What raises your blood pressure?
Last weekend was a rare treat. I piled into the car with friends and headed for a weekend of sports.
Sunday afternoon found us in Seattle for a Seahawks game. It was my first time in any NFL stadium, and I am still processing the level of fanaticism we experienced.
We arrived more than two hours before the game, yet the streets were full of exuberant fans. Almost all were wearing jerseys, jackets, hats, mitts or other paraphernalia defying description. Many had their hair and beards dyed and/or their faces painted. The scene resembled pictures I remember seeing in National Geographic as a child.
Once inside the stadium I struggled to understand why people would pay exorbitant amounts of money to purchase seats and then stand for three hours. The corresponding struggle was their choice effectively mandated we stand if we wanted to see anything.
I had heard about the noise level, so came with ear protection. It did little to soften the unimaginable decibel level of 70,000 screaming, and I mean screaming, fans.

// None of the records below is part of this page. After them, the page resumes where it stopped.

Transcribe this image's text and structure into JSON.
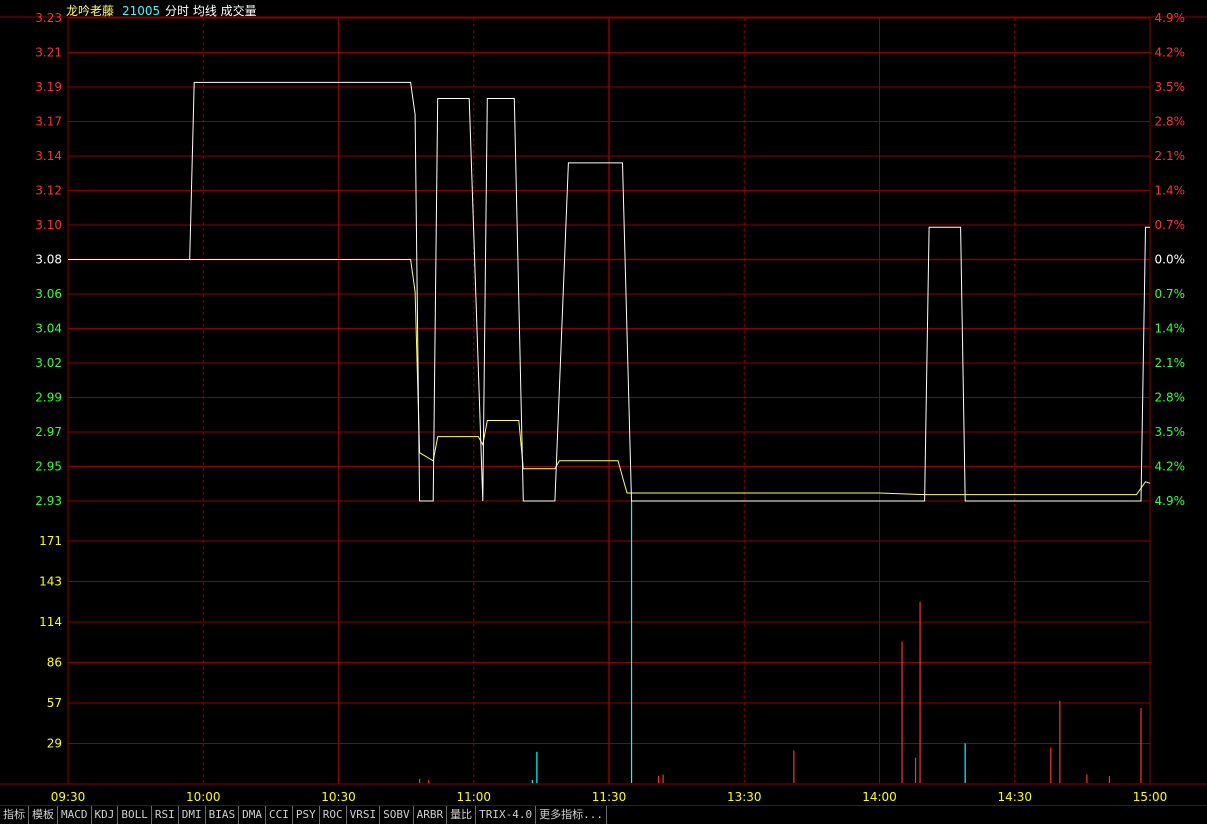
{
  "header": {
    "stock_name": "龙吟老藤",
    "code": "21005",
    "indicators": "分时 均线 成交量"
  },
  "colors": {
    "background": "#000000",
    "grid": "#8b0000",
    "up": "#ff3030",
    "down": "#33ff33",
    "neutral": "#ffffff",
    "price_line": "#ffffff",
    "avg_line": "#ffff66",
    "volume_up": "#ff3030",
    "volume_down": "#00ffff",
    "volume_axis": "#ffff00",
    "time_axis": "#ffff00"
  },
  "chart_data": {
    "type": "line",
    "prev_close": 3.08,
    "price_ticks": [
      "3.23",
      "3.21",
      "3.19",
      "3.17",
      "3.14",
      "3.12",
      "3.10",
      "3.08",
      "3.06",
      "3.04",
      "3.02",
      "2.99",
      "2.97",
      "2.95",
      "2.93"
    ],
    "pct_ticks": [
      "4.9%",
      "4.2%",
      "3.5%",
      "2.8%",
      "2.1%",
      "1.4%",
      "0.7%",
      "0.0%",
      "0.7%",
      "1.4%",
      "2.1%",
      "2.8%",
      "3.5%",
      "4.2%",
      "4.9%"
    ],
    "volume_ticks": [
      "171",
      "143",
      "114",
      "86",
      "57",
      "29"
    ],
    "time_ticks": [
      "09:30",
      "10:00",
      "10:30",
      "11:00",
      "11:30",
      "13:30",
      "14:00",
      "14:30",
      "15:00"
    ],
    "ylim": [
      2.93,
      3.23
    ],
    "volume_max": 200,
    "price_series": [
      [
        0,
        3.08
      ],
      [
        27,
        3.08
      ],
      [
        28,
        3.19
      ],
      [
        76,
        3.19
      ],
      [
        77,
        3.17
      ],
      [
        78,
        2.93
      ],
      [
        81,
        2.93
      ],
      [
        82,
        3.18
      ],
      [
        89,
        3.18
      ],
      [
        92,
        2.93
      ],
      [
        93,
        3.18
      ],
      [
        99,
        3.18
      ],
      [
        101,
        2.93
      ],
      [
        108,
        2.93
      ],
      [
        111,
        3.14
      ],
      [
        123,
        3.14
      ],
      [
        125,
        2.93
      ],
      [
        180,
        2.93
      ],
      [
        190,
        2.93
      ],
      [
        191,
        3.1
      ],
      [
        198,
        3.1
      ],
      [
        199,
        2.93
      ],
      [
        235,
        2.93
      ],
      [
        238,
        2.93
      ],
      [
        239,
        3.1
      ],
      [
        240,
        3.1
      ]
    ],
    "avg_series": [
      [
        0,
        3.08
      ],
      [
        27,
        3.08
      ],
      [
        76,
        3.08
      ],
      [
        77,
        3.06
      ],
      [
        78,
        2.96
      ],
      [
        81,
        2.955
      ],
      [
        82,
        2.97
      ],
      [
        91,
        2.97
      ],
      [
        92,
        2.965
      ],
      [
        93,
        2.98
      ],
      [
        100,
        2.98
      ],
      [
        101,
        2.95
      ],
      [
        108,
        2.95
      ],
      [
        109,
        2.955
      ],
      [
        122,
        2.955
      ],
      [
        124,
        2.935
      ],
      [
        180,
        2.935
      ],
      [
        190,
        2.934
      ],
      [
        199,
        2.934
      ],
      [
        237,
        2.934
      ],
      [
        239,
        2.942
      ],
      [
        240,
        2.941
      ]
    ],
    "volume_bars": [
      {
        "t": 78,
        "v": 3,
        "dir": "up"
      },
      {
        "t": 80,
        "v": 2,
        "dir": "up"
      },
      {
        "t": 103,
        "v": 2,
        "dir": "down"
      },
      {
        "t": 104,
        "v": 22,
        "dir": "down"
      },
      {
        "t": 125,
        "v": 200,
        "dir": "down"
      },
      {
        "t": 131,
        "v": 5,
        "dir": "up"
      },
      {
        "t": 132,
        "v": 6,
        "dir": "up"
      },
      {
        "t": 161,
        "v": 23,
        "dir": "up"
      },
      {
        "t": 185,
        "v": 100,
        "dir": "up"
      },
      {
        "t": 188,
        "v": 18,
        "dir": "up"
      },
      {
        "t": 189,
        "v": 128,
        "dir": "up"
      },
      {
        "t": 199,
        "v": 28,
        "dir": "down"
      },
      {
        "t": 218,
        "v": 25,
        "dir": "up"
      },
      {
        "t": 220,
        "v": 58,
        "dir": "up"
      },
      {
        "t": 226,
        "v": 6,
        "dir": "up"
      },
      {
        "t": 231,
        "v": 5,
        "dir": "up"
      },
      {
        "t": 238,
        "v": 53,
        "dir": "up"
      }
    ]
  },
  "tabs": [
    "指标",
    "模板",
    "MACD",
    "KDJ",
    "BOLL",
    "RSI",
    "DMI",
    "BIAS",
    "DMA",
    "CCI",
    "PSY",
    "ROC",
    "VRSI",
    "SOBV",
    "ARBR",
    "量比",
    "TRIX-4.0",
    "更多指标..."
  ]
}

The experience was a lot of fun, but left me with much to ponder.
All that hype and expense was expended for nothing more than a game (and not even a championship game). As I process the experience, I want to exercise caution so as not to fall into the camp that criticizes any expenditure other than food and housing with the claim the money and energy could be put to better use. That claim is almost always true, but it’s apples and oranges.
To quote Jesus after a grateful woman poured perfume on his feet and the religious critics claimed the perfume should have been sold and the money given to the poor, “There will always be poor among you to help.” Cancelling the football game or selling the perfume will not solve the problem of poverty.
Rather, my processing of the event is at a different level. It forces me to wonder which projects, causes or ideals incite a level of passion in me that is even a fraction of the passion I observed in the rabid Seahawks fans. For what would I stand and cheer for three hours? Often when I officiate a memorial service, I ask the family members, “What made your loved one either excessively happy or raging mad?”
What do I care so deeply about that no one would dare get in my way as I support it?
When I study the life of Jesus there is evidence He became livid whenever He encountered abuse of the helpless or defenseless, especially if it took place in the name of religion. St. Paul was intolerant of those using religion to enslave people who had been set free by the forgiveness of God. In a different context, representatives of God are frequently pictured in the Scriptures, endorsing individuals like David who would demonstrate enormous faith to tackle giants like Goliath.
Much closer to home this weekend is the recognition that numerous men and women were prepared to sacrifice absolutely everything for the freedoms we enjoy. To them and their loved ones we extend our deepest gratitude.
It seems that the ability to discern when and for what purpose one should expend maximum energy is a mark of significant maturity.
I’m not sure the NFL has ever considered it, but the privilege of attending one of their games has given this preacher a lot to think about that has nothing whatsoever to do with football.
Tim Schroeder is a pastor at Trinity Baptist Church and Chaplain to the Kelowna Rockets and RCMP.